    This seal'd-vp counsaile. Ther's thy guerdon: goe.
    935Clo. Gardon, O sweete gardon, better then remune-
    ration, a leuenpence-farthing better: most sweete gar-
    don. I will doe it sir in print: gardon, remuneration.
    Exit.
    Ber. O, and I forsooth in loue,
    940I that haue beene loues whip?
    A verie Beadle to a humerous sigh: A Criticke,
    Nay, a night-watch Constable.
    A domineering pedant ore the Boy,
    Then whom no mortall so magnificent,
    945This wimpled, whyning, purblinde waiward Boy,
    This signior Iunios gyant drawfe, don Cupid,
    Regent of Loue-rimes, Lord of folded armes,
    Th'annointed soueraigne of sighes and groanes:
    Liedge of all loyterers and malecontents:
    950Dread Prince of Placcats, King of Codpeeces.
    Sole Emperator and great generall
    Of trotting Parrators (O my little heart.)
    And I to be a Corporall of his field,
    And weare his colours like a Tumblers hoope.
    955What? I loue, I sue, I seeke a wife,
    A woman that is like a Germane Cloake,
    Still a repairing: euer out of frame,
    And neuer going a right, being a Watch:
    But being watcht, that it may still goe right.
    960Nay, to be periurde, which is worst of all:
    And among three, to loue the worst of all,
    A whitly wanton, with a veluet brow.
    With two pitch bals stucke in her face for eyes.

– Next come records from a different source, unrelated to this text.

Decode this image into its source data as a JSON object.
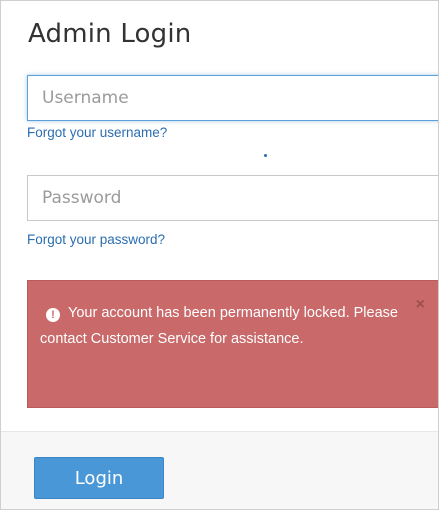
{
  "form": {
    "title": "Admin Login",
    "username": {
      "placeholder": "Username",
      "value": "",
      "focused": true
    },
    "forgot_username_link": "Forgot your username?",
    "password": {
      "placeholder": "Password",
      "value": ""
    },
    "forgot_password_link": "Forgot your password?",
    "login_button": "Login"
  },
  "alert": {
    "icon": "exclamation-circle-icon",
    "message": "Your account has been permanently locked. Please contact Customer Service for assistance.",
    "close_symbol": "×",
    "color": "#c9696a"
  },
  "colors": {
    "link": "#2a6db0",
    "button": "#4a97d8",
    "focus_border": "#5d9fd6"
  }
}
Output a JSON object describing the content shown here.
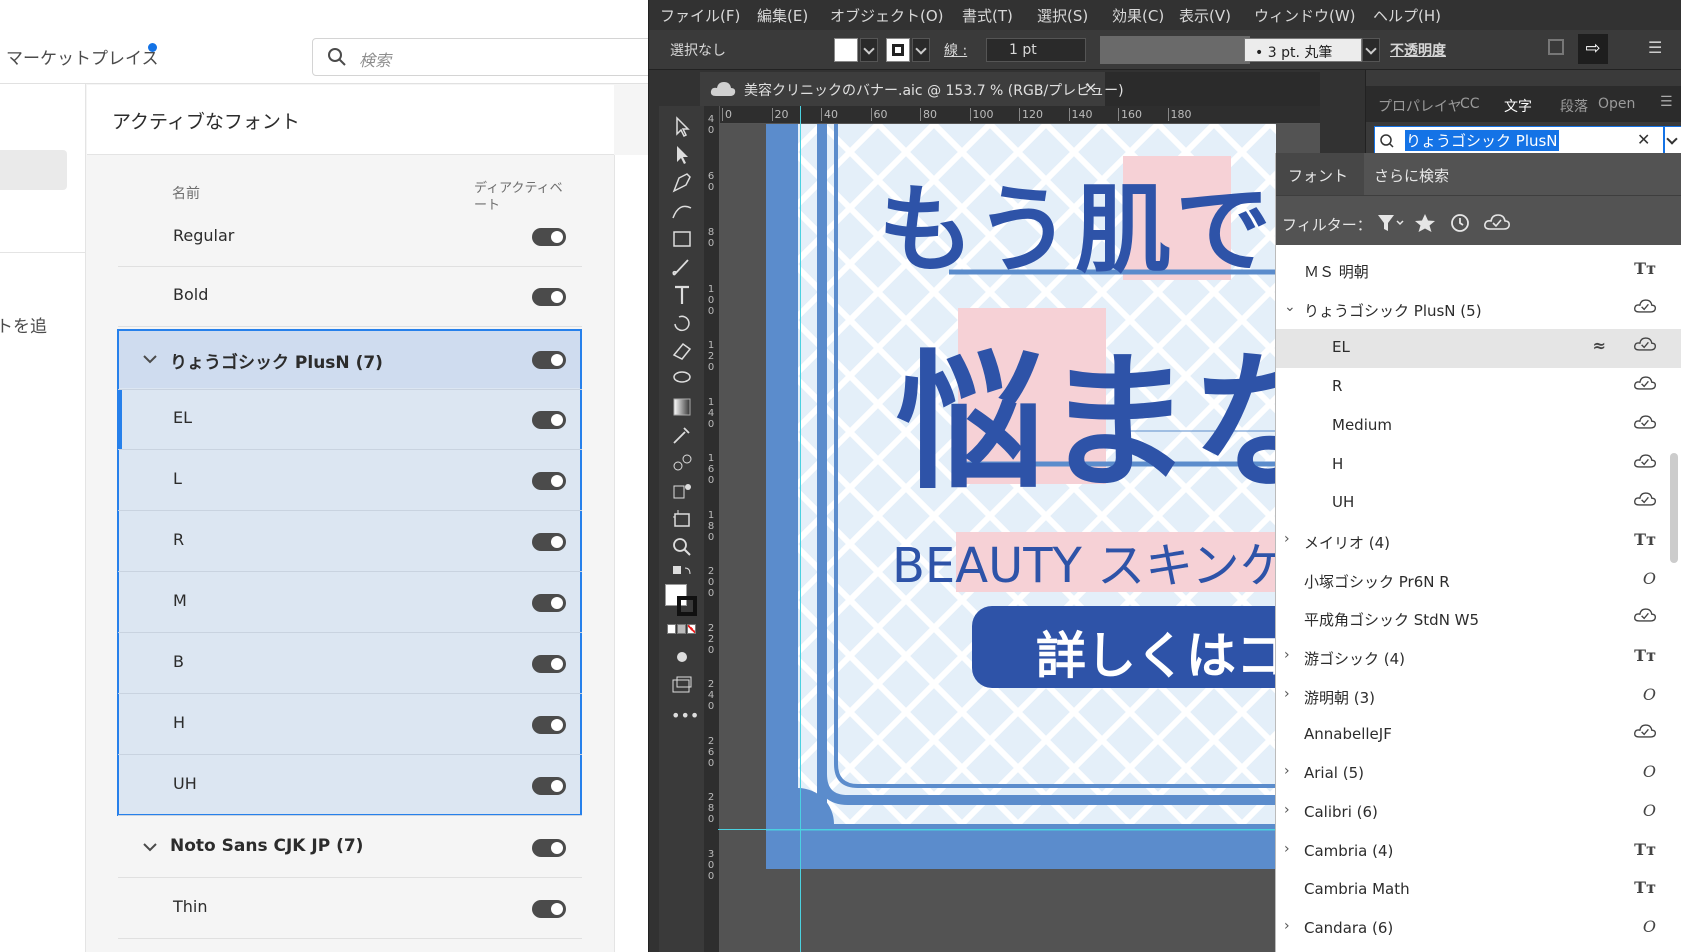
{
  "cc": {
    "marketplace": "マーケットプレイス",
    "search_placeholder": "検索",
    "sidebar_partial_text": "トを追",
    "title": "アクティブなフォント",
    "col_name": "名前",
    "col_deactivate": "ディアクティベート",
    "rows": [
      {
        "label": "Regular",
        "type": "face"
      },
      {
        "label": "Bold",
        "type": "face"
      },
      {
        "label": "りょうゴシック PlusN (7)",
        "type": "family"
      },
      {
        "label": "EL",
        "type": "face"
      },
      {
        "label": "L",
        "type": "face"
      },
      {
        "label": "R",
        "type": "face"
      },
      {
        "label": "M",
        "type": "face"
      },
      {
        "label": "B",
        "type": "face"
      },
      {
        "label": "H",
        "type": "face"
      },
      {
        "label": "UH",
        "type": "face"
      },
      {
        "label": "Noto Sans CJK JP (7)",
        "type": "family"
      },
      {
        "label": "Thin",
        "type": "face"
      }
    ]
  },
  "ai": {
    "menu": [
      "ファイル(F)",
      "編集(E)",
      "オブジェクト(O)",
      "書式(T)",
      "選択(S)",
      "効果(C)",
      "表示(V)",
      "ウィンドウ(W)",
      "ヘルプ(H)"
    ],
    "control": {
      "selection": "選択なし",
      "stroke_label": "線 :",
      "stroke_value": "1 pt",
      "brush": "• 3 pt. 丸筆",
      "opacity": "不透明度"
    },
    "doc_tab": "美容クリニックのバナー.aic @ 153.7 % (RGB/プレビュー)",
    "doc_close": "×",
    "ruler_top": [
      "0",
      "20",
      "40",
      "60",
      "80",
      "100",
      "120",
      "140",
      "160",
      "180"
    ],
    "ruler_left": [
      "40",
      "60",
      "80",
      "100",
      "120",
      "140",
      "160",
      "180",
      "200",
      "220",
      "240",
      "260",
      "280",
      "300"
    ],
    "artwork": {
      "line1": "もう肌で",
      "line2": "悩まない",
      "sub": "BEAUTY スキンケア",
      "cta": "詳しくはコチラ"
    },
    "panel_tabs": [
      "プロパ",
      "レイヤ",
      "CC",
      "文字",
      "段落",
      "Open"
    ],
    "font_search": "りょうゴシック PlusN",
    "dropdown": {
      "tab_fonts": "フォント",
      "tab_more": "さらに検索",
      "filter_label": "フィルター："
    },
    "font_list": [
      {
        "label": "ＭＳ 明朝",
        "expand": "",
        "indent": false,
        "icon": "Tt"
      },
      {
        "label": "りょうゴシック PlusN (5)",
        "expand": "open",
        "indent": false,
        "icon": "cloud"
      },
      {
        "label": "EL",
        "expand": "",
        "indent": true,
        "icon": "cloud",
        "mark": "≈"
      },
      {
        "label": "R",
        "expand": "",
        "indent": true,
        "icon": "cloud"
      },
      {
        "label": "Medium",
        "expand": "",
        "indent": true,
        "icon": "cloud"
      },
      {
        "label": "H",
        "expand": "",
        "indent": true,
        "icon": "cloud"
      },
      {
        "label": "UH",
        "expand": "",
        "indent": true,
        "icon": "cloud"
      },
      {
        "label": "メイリオ (4)",
        "expand": "closed",
        "indent": false,
        "icon": "Tt"
      },
      {
        "label": "小塚ゴシック Pr6N R",
        "expand": "",
        "indent": false,
        "icon": "O"
      },
      {
        "label": "平成角ゴシック StdN W5",
        "expand": "",
        "indent": false,
        "icon": "cloud"
      },
      {
        "label": "游ゴシック (4)",
        "expand": "closed",
        "indent": false,
        "icon": "Tt"
      },
      {
        "label": "游明朝 (3)",
        "expand": "closed",
        "indent": false,
        "icon": "O"
      },
      {
        "label": "AnnabelleJF",
        "expand": "",
        "indent": false,
        "icon": "cloud"
      },
      {
        "label": "Arial (5)",
        "expand": "closed",
        "indent": false,
        "icon": "O"
      },
      {
        "label": "Calibri (6)",
        "expand": "closed",
        "indent": false,
        "icon": "O"
      },
      {
        "label": "Cambria (4)",
        "expand": "closed",
        "indent": false,
        "icon": "Tt"
      },
      {
        "label": "Cambria Math",
        "expand": "",
        "indent": false,
        "icon": "Tt"
      },
      {
        "label": "Candara (6)",
        "expand": "closed",
        "indent": false,
        "icon": "O"
      }
    ],
    "colors": {
      "accent": "#1473e6",
      "art_blue": "#2e53a8",
      "art_pink": "#f6d1d6",
      "art_bg": "#e4eff9"
    }
  }
}
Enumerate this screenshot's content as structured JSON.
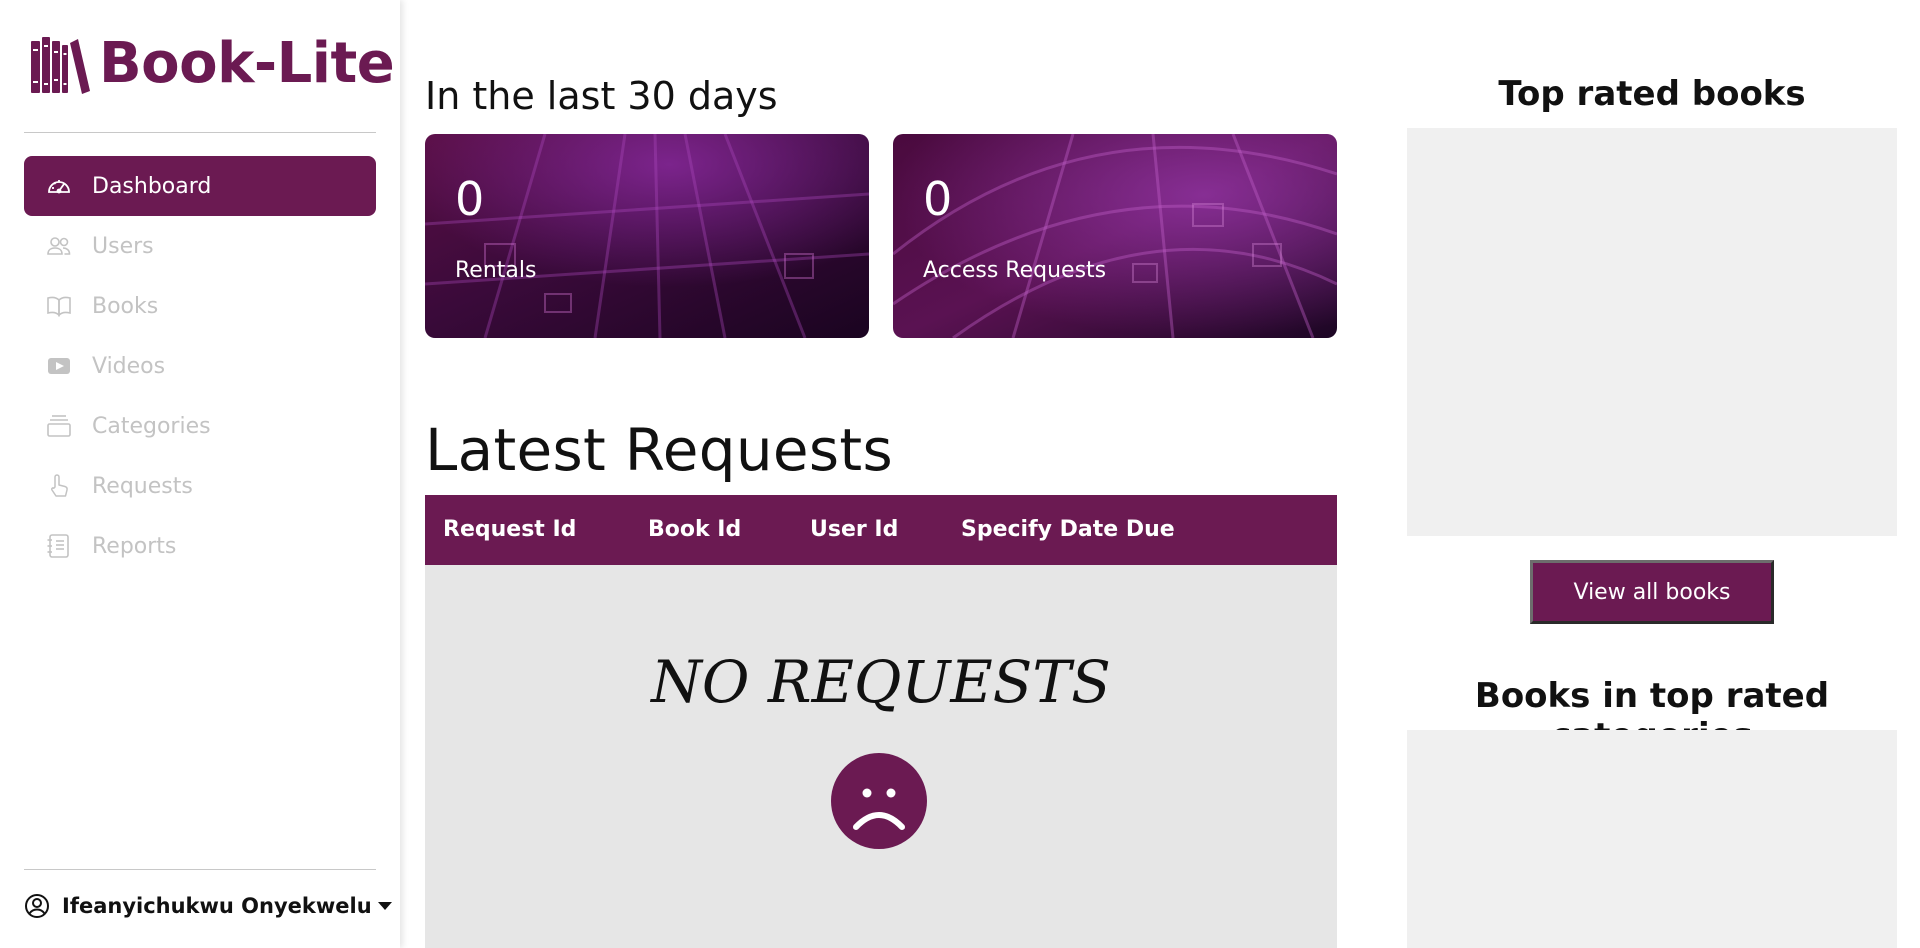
{
  "brand": {
    "name": "Book-Lite"
  },
  "nav": {
    "items": [
      {
        "label": "Dashboard",
        "icon": "speedometer-icon",
        "active": true
      },
      {
        "label": "Users",
        "icon": "users-icon"
      },
      {
        "label": "Books",
        "icon": "book-icon"
      },
      {
        "label": "Videos",
        "icon": "video-icon"
      },
      {
        "label": "Categories",
        "icon": "collection-icon"
      },
      {
        "label": "Requests",
        "icon": "hand-pointer-icon"
      },
      {
        "label": "Reports",
        "icon": "report-icon"
      }
    ]
  },
  "user": {
    "name": "Ifeanyichukwu Onyekwelu"
  },
  "stats": {
    "heading": "In the last 30 days",
    "cards": [
      {
        "count": "0",
        "label": "Rentals"
      },
      {
        "count": "0",
        "label": "Access Requests"
      }
    ]
  },
  "requests": {
    "heading": "Latest Requests",
    "columns": [
      "Request Id",
      "Book Id",
      "User Id",
      "Specify Date Due"
    ],
    "empty_text": "NO REQUESTS"
  },
  "right": {
    "top_rated_heading": "Top rated books",
    "view_all_label": "View all books",
    "categories_heading": "Books in top rated categories"
  },
  "colors": {
    "accent": "#6b1a52",
    "nav_inactive": "#c3c3c3",
    "panel_bg": "#f0f0f0",
    "table_body": "#e6e6e6"
  }
}
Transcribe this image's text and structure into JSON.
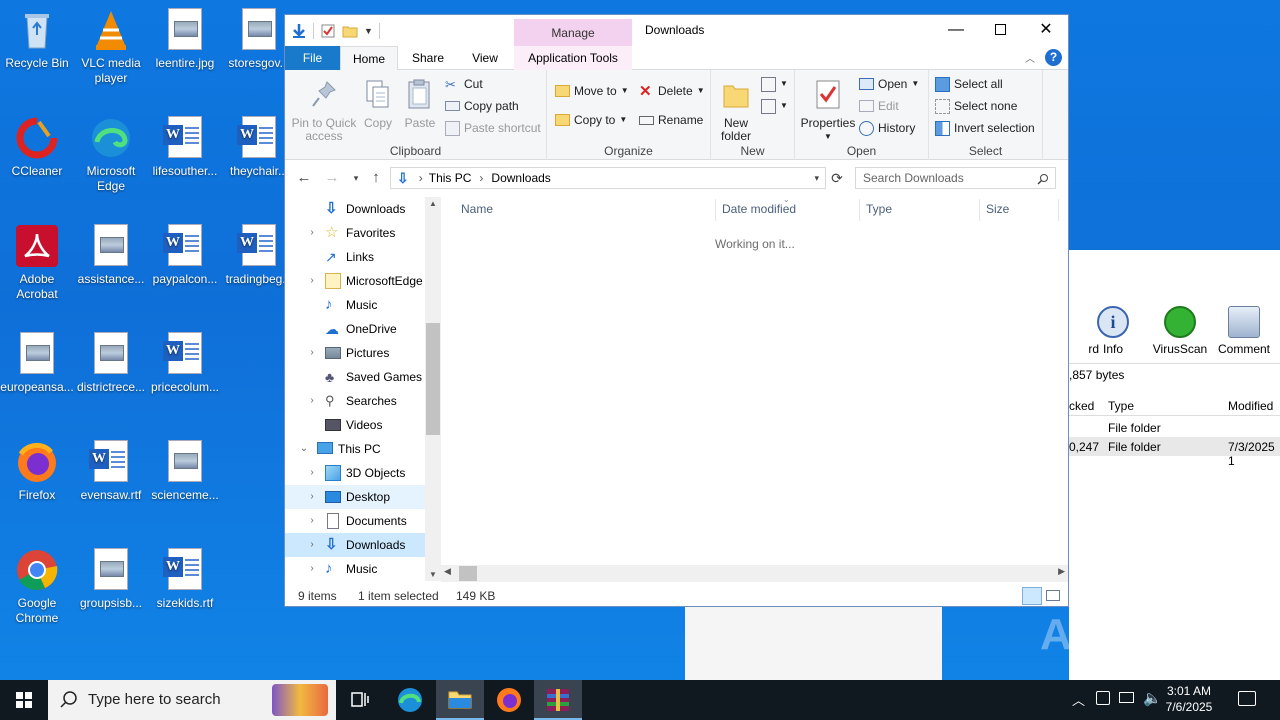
{
  "desktop": {
    "icons": [
      {
        "label": "Recycle Bin"
      },
      {
        "label": "VLC media player"
      },
      {
        "label": "leentire.jpg"
      },
      {
        "label": "storesgov..."
      },
      {
        "label": "CCleaner"
      },
      {
        "label": "Microsoft Edge"
      },
      {
        "label": "lifesouther..."
      },
      {
        "label": "theychair..."
      },
      {
        "label": "Adobe Acrobat"
      },
      {
        "label": "assistance..."
      },
      {
        "label": "paypalcon..."
      },
      {
        "label": "tradingbeg..."
      },
      {
        "label": "europeansa..."
      },
      {
        "label": "districtrece..."
      },
      {
        "label": "pricecolum..."
      },
      {
        "label": "Firefox"
      },
      {
        "label": "evensaw.rtf"
      },
      {
        "label": "scienceme..."
      },
      {
        "label": "Google Chrome"
      },
      {
        "label": "groupsisb..."
      },
      {
        "label": "sizekids.rtf"
      }
    ]
  },
  "bg_window": {
    "toolbar": [
      {
        "label": "rd"
      },
      {
        "label": "Info"
      },
      {
        "label": "VirusScan"
      },
      {
        "label": "Comment"
      }
    ],
    "info_text": ",857 bytes",
    "columns": [
      "cked",
      "Type",
      "Modified"
    ],
    "rows": [
      {
        "packed": "",
        "type": "File folder",
        "modified": ""
      },
      {
        "packed": "0,247",
        "type": "File folder",
        "modified": "7/3/2025 1"
      }
    ]
  },
  "watermark": "ANY RUN",
  "explorer": {
    "title": "Downloads",
    "manage_label": "Manage",
    "tabs": {
      "file": "File",
      "home": "Home",
      "share": "Share",
      "view": "View",
      "app_tools": "Application Tools"
    },
    "ribbon": {
      "clipboard": {
        "label": "Clipboard",
        "pin": "Pin to Quick access",
        "copy": "Copy",
        "paste": "Paste",
        "cut": "Cut",
        "copy_path": "Copy path",
        "paste_shortcut": "Paste shortcut"
      },
      "organize": {
        "label": "Organize",
        "move_to": "Move to",
        "copy_to": "Copy to",
        "delete": "Delete",
        "rename": "Rename"
      },
      "new": {
        "label": "New",
        "new_folder": "New folder"
      },
      "open": {
        "label": "Open",
        "properties": "Properties",
        "open": "Open",
        "edit": "Edit",
        "history": "History"
      },
      "select": {
        "label": "Select",
        "select_all": "Select all",
        "select_none": "Select none",
        "invert": "Invert selection"
      }
    },
    "address": {
      "segments": [
        "This PC",
        "Downloads"
      ],
      "search_placeholder": "Search Downloads"
    },
    "nav_items": [
      {
        "label": "Downloads"
      },
      {
        "label": "Favorites"
      },
      {
        "label": "Links"
      },
      {
        "label": "MicrosoftEdge"
      },
      {
        "label": "Music"
      },
      {
        "label": "OneDrive"
      },
      {
        "label": "Pictures"
      },
      {
        "label": "Saved Games"
      },
      {
        "label": "Searches"
      },
      {
        "label": "Videos"
      },
      {
        "label": "This PC"
      },
      {
        "label": "3D Objects"
      },
      {
        "label": "Desktop"
      },
      {
        "label": "Documents"
      },
      {
        "label": "Downloads"
      },
      {
        "label": "Music"
      }
    ],
    "columns": {
      "name": "Name",
      "date": "Date modified",
      "type": "Type",
      "size": "Size"
    },
    "working_text": "Working on it...",
    "status": {
      "count": "9 items",
      "selected": "1 item selected",
      "size": "149 KB"
    }
  },
  "taskbar": {
    "search_placeholder": "Type here to search",
    "time": "3:01 AM",
    "date": "7/6/2025"
  },
  "colors": {
    "accent": "#1979ca",
    "desktop": "#0f6fd8",
    "taskbar": "#101820"
  }
}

    I, and by heauen, one that will doe the deede,
    965Though Argus were her Eunuch and her garde.
    And I to sigh for her, to watch for her,
    To pray for her, go to: it is a plague
    That Cupid will impose for my neglect,
    Of his almighty dreadfull little might.
    970Well, I will loue, write, sigh, pray, shue, grone,
    Some men must loue my Lady, and some Ione.



    Actus Quartus.



    Enter the Princesse, a Forrester, her Ladies, and
    her Lords.
    975Qu. Was that the King that spurd his horse so hard,
    Against the steepe vprising of the hill?
    Boy. I know not, but I thinke it was not he.
    Qu. Who ere a was, a shew'd a mounting minde:
    Well Lords, to day we shall haue our dispatch,
    980On Saterday we will returne to France.
    Then Forrester my friend, Where is the Bush
    That we must stand and play the murtherer in?
    For. Hereby vpon the edge of yonder Coppice,
    A Stand where you may make the fairest shoote.
    985Qu. I thanke my beautie, I am faire that shoote,
    And thereupon thou speak'st the fairest shoote.
    For. Pardon me Madam, for I meant not so.
    Qu. What, what? First praise me, & then again say no.
    O short liu'd pride. Not faire? alacke for woe.
    L5 For. Yes.